»»

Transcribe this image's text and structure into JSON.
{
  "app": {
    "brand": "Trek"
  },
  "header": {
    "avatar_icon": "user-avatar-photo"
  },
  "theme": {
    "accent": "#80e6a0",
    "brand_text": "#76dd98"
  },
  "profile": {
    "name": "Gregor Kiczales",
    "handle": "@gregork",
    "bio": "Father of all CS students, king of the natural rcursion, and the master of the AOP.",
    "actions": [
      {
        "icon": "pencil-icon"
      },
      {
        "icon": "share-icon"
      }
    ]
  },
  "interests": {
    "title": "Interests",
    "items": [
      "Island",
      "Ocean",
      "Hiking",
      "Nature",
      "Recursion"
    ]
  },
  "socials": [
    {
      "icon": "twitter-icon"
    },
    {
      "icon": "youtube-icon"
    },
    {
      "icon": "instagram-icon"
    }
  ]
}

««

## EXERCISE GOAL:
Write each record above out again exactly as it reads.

## RESPONSE FOR THIS EXERCISE:
Transcribe this image's text and structure into JSON.
{
  "app": {
    "brand": "Trek"
  },
  "header": {
    "avatar_icon": "user-avatar-photo"
  },
  "theme": {
    "accent": "#80e6a0",
    "brand_text": "#76dd98"
  },
  "profile": {
    "name": "Gregor Kiczales",
    "handle": "@gregork",
    "bio": "Father of all CS students, king of the natural rcursion, and the master of the AOP.",
    "actions": [
      {
        "icon": "pencil-icon"
      },
      {
        "icon": "share-icon"
      }
    ]
  },
  "interests": {
    "title": "Interests",
    "items": [
      "Island",
      "Ocean",
      "Hiking",
      "Nature",
      "Recursion"
    ]
  },
  "socials": [
    {
      "icon": "twitter-icon"
    },
    {
      "icon": "youtube-icon"
    },
    {
      "icon": "instagram-icon"
    }
  ]
}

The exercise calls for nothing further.